In our era of overproduction, it’s harder than ever for young designers to enter the fashion industry. Not only is it challenging to find a new approach to garments, but it’s even more difficult to find a reason to justify making yet more clothes in an already oversaturated commercial and environmental landscape. Moscow-based designer Nensi Avetisian not only offers beautiful wearable objects, but a fresh grassroots take on sustainability, with a dose of much needed critical reflection on fashion consumption.
Avetisian has a sharp eye for material culture, and at times her work borders on product design, or sculpture. We may live in an era where fashion is focused on telling stories — but our online environment, strengthened by rolling anti-pandemic lockdowns, means that designers are increasingly forced to rely on external elements to frame their clothes: atmospheric shoots, locations, sets, styling, sound, and video. Yet while some of these elements also appear in Avetisian’s work, her skill is in ensuring that garments remain a central focus. Stories are still told through new textures, subtle colours, and unusual fits; there’s an emphasis on how garments make you feel, and learning to transmit the tactility through visual means. This object-oriented approach is endlessly precious for independent designers who create experiences impossible to get from mass-produced clothes.
Avetisian’s designs quickly gained popularity, particularly her structural bag made from upcycled leather. The bag recreates the vaulting of a church ceiling in miniature, but “people compared it to egg carton, probably because I referenced packaging in previous work inspired by Du Pont Cellophane posters with children wrapped in plastic. So I made these videos using a bag as an egg carton,” the designer remembers. “It just happened naturally: I always try to create works upon which people will keep interpreting new meanings.” Avetisian’s signature designs have their roots in Armenian churches, inspired by their monumental spiritual architecture. Their soaring, ancient arches are recreated on corsets, jackets and bags, but from the most modern of materials — recycled plastic from disposable cups and bags.
“Armenian churches are very simple and minimalistic, with no decoration. They are about serenity, ancient history, and stillness. Plastics are fast, colourful, bright, loud, an easy way to make and buy things,” the designer explains. “The merging of those two aesthetics was the starting point of my graduate collection, which researches the absurdity and ambiguity of contemporary sustainable fashion”.
Avetisian first became interested in fashion in high school, and later studied at the British Higher School of Design. Her graduation coincided with the pandemic, leaving little chance of securing internships and work opportunities with larger labels. Eventually, it motivated her to start her own brand, a label she describes as “upcycled 80s, sometimes gloomy”. She admits that running an emerging brand in Russia is challenging due to logistical problems and a lack of institutional support — yet the small creative scene gives designers more chances to have their voice heard.

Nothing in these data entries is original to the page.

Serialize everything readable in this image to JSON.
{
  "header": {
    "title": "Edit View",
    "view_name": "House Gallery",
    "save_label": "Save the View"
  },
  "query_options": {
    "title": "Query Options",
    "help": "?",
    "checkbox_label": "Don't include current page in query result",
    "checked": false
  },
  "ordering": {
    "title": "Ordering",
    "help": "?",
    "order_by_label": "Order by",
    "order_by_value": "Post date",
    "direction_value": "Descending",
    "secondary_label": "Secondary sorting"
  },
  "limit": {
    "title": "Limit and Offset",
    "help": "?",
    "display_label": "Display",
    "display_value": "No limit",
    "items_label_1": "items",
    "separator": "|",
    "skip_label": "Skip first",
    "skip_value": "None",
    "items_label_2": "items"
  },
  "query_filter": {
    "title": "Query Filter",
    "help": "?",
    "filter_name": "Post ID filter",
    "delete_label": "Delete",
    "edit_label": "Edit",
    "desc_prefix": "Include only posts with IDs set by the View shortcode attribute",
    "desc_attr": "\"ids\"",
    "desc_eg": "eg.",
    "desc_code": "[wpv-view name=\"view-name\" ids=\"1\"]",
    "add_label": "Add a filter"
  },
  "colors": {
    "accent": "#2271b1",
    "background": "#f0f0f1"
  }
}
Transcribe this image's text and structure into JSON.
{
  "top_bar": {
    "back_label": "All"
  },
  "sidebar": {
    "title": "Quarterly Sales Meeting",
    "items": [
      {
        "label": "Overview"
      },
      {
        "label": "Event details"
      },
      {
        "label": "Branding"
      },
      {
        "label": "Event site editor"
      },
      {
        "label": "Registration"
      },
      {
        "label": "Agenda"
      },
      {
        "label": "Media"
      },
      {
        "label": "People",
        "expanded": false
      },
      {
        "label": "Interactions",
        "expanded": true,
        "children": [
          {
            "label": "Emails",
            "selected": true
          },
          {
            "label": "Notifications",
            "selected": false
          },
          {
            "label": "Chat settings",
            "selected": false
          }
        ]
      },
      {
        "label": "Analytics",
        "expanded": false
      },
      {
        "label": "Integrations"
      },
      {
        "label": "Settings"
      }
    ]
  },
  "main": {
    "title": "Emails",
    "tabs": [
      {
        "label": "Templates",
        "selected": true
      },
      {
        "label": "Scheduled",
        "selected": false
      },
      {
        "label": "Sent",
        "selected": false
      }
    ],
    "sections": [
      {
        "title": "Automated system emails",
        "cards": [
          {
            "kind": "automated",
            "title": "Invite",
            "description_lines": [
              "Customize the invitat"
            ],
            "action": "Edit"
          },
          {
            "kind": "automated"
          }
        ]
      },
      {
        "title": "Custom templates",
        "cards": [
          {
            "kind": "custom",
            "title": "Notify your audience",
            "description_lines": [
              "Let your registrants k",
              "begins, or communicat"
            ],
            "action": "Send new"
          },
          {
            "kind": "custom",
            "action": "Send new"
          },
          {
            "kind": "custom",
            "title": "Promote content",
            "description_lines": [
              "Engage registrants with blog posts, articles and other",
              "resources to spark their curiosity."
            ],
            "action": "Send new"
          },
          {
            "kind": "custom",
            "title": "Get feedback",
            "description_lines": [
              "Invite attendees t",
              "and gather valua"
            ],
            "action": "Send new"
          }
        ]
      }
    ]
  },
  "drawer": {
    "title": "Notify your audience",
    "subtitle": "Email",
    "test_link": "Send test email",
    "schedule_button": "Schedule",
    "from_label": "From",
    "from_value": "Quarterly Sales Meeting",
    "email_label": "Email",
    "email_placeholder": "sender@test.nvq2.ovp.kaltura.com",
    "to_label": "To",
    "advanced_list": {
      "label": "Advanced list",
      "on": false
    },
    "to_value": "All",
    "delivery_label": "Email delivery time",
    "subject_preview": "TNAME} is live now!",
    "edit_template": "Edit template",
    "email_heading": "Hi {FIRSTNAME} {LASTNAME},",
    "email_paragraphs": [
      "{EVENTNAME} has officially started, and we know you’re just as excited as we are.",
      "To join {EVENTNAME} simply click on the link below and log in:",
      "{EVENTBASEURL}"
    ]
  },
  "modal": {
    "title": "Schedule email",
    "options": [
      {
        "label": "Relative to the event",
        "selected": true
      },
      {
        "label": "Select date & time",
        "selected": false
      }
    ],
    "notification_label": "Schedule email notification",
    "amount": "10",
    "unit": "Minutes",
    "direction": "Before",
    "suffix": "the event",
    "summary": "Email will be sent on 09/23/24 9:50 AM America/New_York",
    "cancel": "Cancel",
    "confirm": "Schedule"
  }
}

“I enjoy working with my hands while listening to music by Igor Stravinsky, Bill Evans, Philip Glass, David Bowie,” says Avetisian, while talking about her inspiration. “I love the aesthetics of Taxi Driver by Scorsese, and all the movie posters from the 1980s. They are kind of collage-style, as if the artwork is still in process but it looks fantastic”. Growing up in an Armenian family also had a large impact on her creativity, particularly the stories she heard from her grandmother. “I always reference Armenian music, painters, architecture in my work. The topics of emigration, search, and self-knowledge have always interested me.”
Among Avetisian’s future aims is collaborating with artisans in Russia and Armenia to promote local craftsmanship. More broadly, she is committed to a more mindful approach to fashion at all stages — what we wear, how we make, and how we consume garments. “Nearly all of the garments are made of fabrics from vintage clothes, stocks, and second hands. Last year, a video of the process of creating bags from second hand leather coats was showcased at SHOWstudio. We recycle plastic bags and bottle cups and use them in our accessories: shoes, bags, jewellery. Every few months, we organise a collection of plastics from our friends and clients.”
Most important, she says, is the will to use sustainability as a long-term strategy, rather than a buzzword. “For me, sustainability means honesty and openness. It means a dialogue between everything and everybody. It is not only about the materials used: it’s about people, working conditions, language, and communication,” she says. “That is what I am always thinking about when I create collections, draw sketches, work with producers, and communicate with clients: how to make each chain of creation and production more ethical.”